While there is still much to learn about snakes and their cognitive abilities, there is some evidence to suggest that they may be able to remember their owners.
For example, snakes have been known to show excitement or wariness when they see familiar people, indicating that they may be able to recognize faces.
In addition, snakes have been observed to coil around and touch their owners in a way that suggests they enjoy physical contact.

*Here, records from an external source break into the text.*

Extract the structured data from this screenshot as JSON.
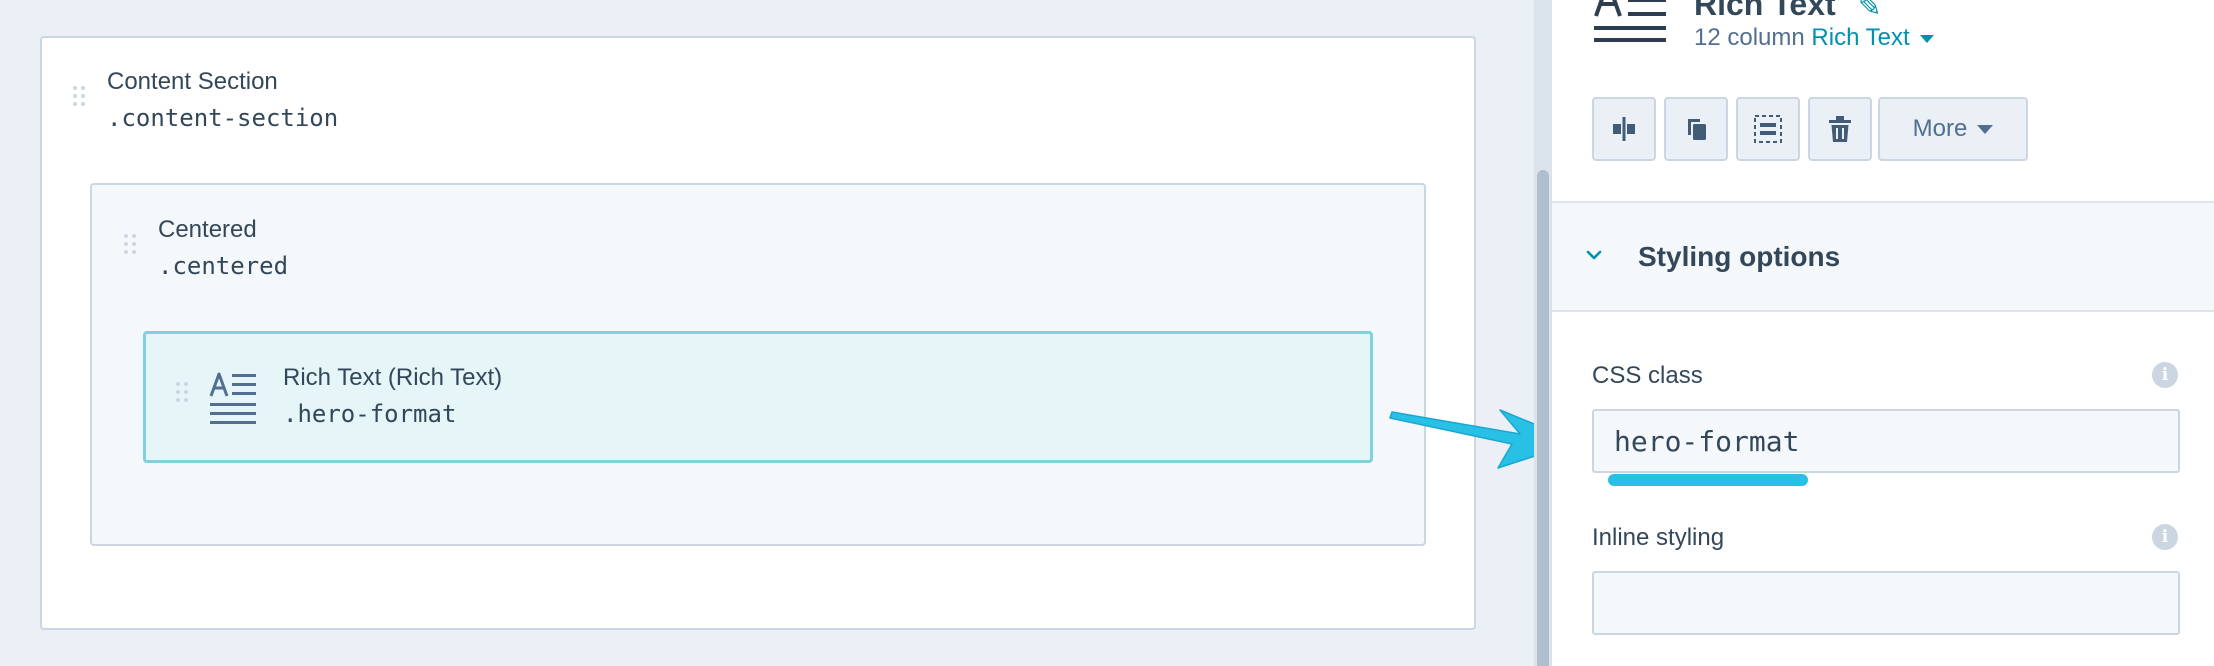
{
  "canvas": {
    "section": {
      "title": "Content Section",
      "class_name": ".content-section"
    },
    "centered": {
      "title": "Centered",
      "class_name": ".centered"
    },
    "module": {
      "title": "Rich Text (Rich Text)",
      "class_name": ".hero-format",
      "icon": "rich-text-icon"
    }
  },
  "panel": {
    "title": "Rich Text",
    "subtitle_prefix": "12 column",
    "subtitle_link": "Rich Text",
    "toolbar": {
      "buttons": [
        "split-column-icon",
        "clone-icon",
        "wrap-icon",
        "trash-icon"
      ],
      "more_label": "More"
    },
    "styling_section": {
      "title": "Styling options",
      "expanded": true
    },
    "css_class": {
      "label": "CSS class",
      "value": "hero-format"
    },
    "inline_styling": {
      "label": "Inline styling",
      "value": ""
    }
  },
  "annotation": {
    "arrow_color": "#29c0e6",
    "underline_color": "#29c0e6"
  },
  "colors": {
    "accent": "#0091ae",
    "module_fill": "#e5f5f8",
    "module_border": "#7fd1de"
  }
}
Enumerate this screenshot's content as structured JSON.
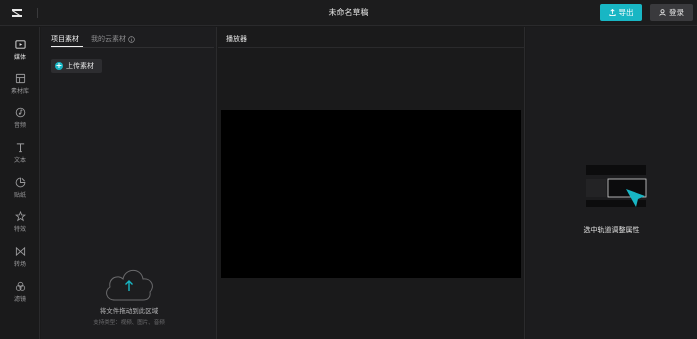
{
  "header": {
    "logo": "capcut-logo-icon",
    "title": "未命名草稿",
    "export_label": "导出",
    "login_label": "登录"
  },
  "sidebar": {
    "items": [
      {
        "label": "媒体",
        "icon": "media-icon"
      },
      {
        "label": "素材库",
        "icon": "library-icon"
      },
      {
        "label": "音频",
        "icon": "audio-icon"
      },
      {
        "label": "文本",
        "icon": "text-icon"
      },
      {
        "label": "贴纸",
        "icon": "sticker-icon"
      },
      {
        "label": "特效",
        "icon": "effects-icon"
      },
      {
        "label": "转场",
        "icon": "transition-icon"
      },
      {
        "label": "滤镜",
        "icon": "filter-icon"
      }
    ]
  },
  "media_panel": {
    "tabs": [
      {
        "label": "项目素材"
      },
      {
        "label": "我的云素材"
      }
    ],
    "upload_label": "上传素材",
    "drop_text": "将文件拖动到此区域",
    "supported_text": "支持类型：视频、图片、音频"
  },
  "player": {
    "title": "播放器"
  },
  "properties": {
    "hint": "选中轨道调整属性"
  },
  "colors": {
    "accent": "#18b6c4",
    "background": "#1a1a1b",
    "video_canvas": "#000000"
  }
}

Of course, it’s important to note that snakes are very different from humans and other mammals, so we cannot assume that they experience emotions or memories in the same way that we do.
However, the available evidence suggests that snakes are capable of forming at least some basic attachments to their owners.
Are there any implications of snake memory research for humans, either positive or negative?
While the topic of snake memory research may seem like it would be of interest only to herpetologists, the fact is that this research has a number of implications for humans, both positive and negative.
One of the most significant implications is its potential impact on our understanding of human memory.
To date, research on human memory has been largely focused on mammalian brains, which share a number of similarities with snake brains.
As such, studying snake memory could help to shed light on how our own memories work. Additionally, this research could also have implications for the treatment of dementia and other forms of cognitive decline. Given that snakes exhibit some forms of long-term memory, it is possible that similar methods could be used to help humans retain information for longer periods of time.
While there are a number of potential benefits to snake memory research, there are also a few potential drawbacks. One concern is that this research could be used to develop more effective methods of interrogation.
For example, if it is determined that snakes are able to recall specific details from their lives, then interrogators could use this information to extract information from human subjects. Additionally, this research could also lead to the development of more sophisticated methods of mind control. Given the potential implications of this research, it should be conducted with great care and caution.
Snakes are fascinating creatures with a number of unique abilities, one of which is their memory. While more research is needed to fully understand how snake memory works, the available evidence suggests that these animals are capable of remembering a variety of information, including the faces of their owners.